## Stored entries
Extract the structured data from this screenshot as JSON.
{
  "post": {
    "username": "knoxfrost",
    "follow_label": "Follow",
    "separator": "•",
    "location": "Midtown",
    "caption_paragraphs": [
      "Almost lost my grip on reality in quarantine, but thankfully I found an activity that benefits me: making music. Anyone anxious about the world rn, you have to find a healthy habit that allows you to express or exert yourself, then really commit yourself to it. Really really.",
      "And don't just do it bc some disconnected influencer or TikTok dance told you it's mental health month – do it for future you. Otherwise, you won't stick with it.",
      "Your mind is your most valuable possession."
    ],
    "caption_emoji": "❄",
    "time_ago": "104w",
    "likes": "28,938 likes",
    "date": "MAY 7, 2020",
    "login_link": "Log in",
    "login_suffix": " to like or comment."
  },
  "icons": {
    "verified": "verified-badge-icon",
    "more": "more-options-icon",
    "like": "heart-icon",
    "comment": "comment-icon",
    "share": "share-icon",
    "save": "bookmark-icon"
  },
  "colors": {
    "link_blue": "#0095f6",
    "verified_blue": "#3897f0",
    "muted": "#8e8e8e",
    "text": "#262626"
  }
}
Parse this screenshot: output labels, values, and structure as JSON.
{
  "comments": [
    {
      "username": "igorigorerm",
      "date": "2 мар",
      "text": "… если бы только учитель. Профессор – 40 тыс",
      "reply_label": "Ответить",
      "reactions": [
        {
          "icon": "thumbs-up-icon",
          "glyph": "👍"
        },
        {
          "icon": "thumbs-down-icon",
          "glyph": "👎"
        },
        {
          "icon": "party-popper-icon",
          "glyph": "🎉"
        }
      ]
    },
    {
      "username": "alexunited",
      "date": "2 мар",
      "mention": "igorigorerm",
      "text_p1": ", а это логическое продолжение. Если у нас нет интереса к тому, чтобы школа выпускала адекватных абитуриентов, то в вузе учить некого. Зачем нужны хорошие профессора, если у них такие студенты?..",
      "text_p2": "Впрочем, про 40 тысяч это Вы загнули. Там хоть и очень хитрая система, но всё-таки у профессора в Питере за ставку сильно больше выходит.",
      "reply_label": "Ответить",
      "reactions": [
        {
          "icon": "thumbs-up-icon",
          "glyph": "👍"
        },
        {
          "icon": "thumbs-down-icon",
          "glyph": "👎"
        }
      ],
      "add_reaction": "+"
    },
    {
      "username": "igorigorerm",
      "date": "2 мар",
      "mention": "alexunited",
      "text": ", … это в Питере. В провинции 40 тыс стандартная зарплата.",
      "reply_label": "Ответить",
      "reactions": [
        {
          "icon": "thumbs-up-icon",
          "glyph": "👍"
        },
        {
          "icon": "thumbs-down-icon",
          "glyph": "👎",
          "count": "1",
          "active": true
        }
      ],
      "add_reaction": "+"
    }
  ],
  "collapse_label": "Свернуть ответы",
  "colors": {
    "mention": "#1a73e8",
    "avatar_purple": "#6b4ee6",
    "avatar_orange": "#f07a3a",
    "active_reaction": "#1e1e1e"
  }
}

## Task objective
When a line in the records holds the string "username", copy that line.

## Worked solution
    "username": "knoxfrost",
      "username": "igorigorerm",
      "username": "alexunited",
      "username": "igorigorerm",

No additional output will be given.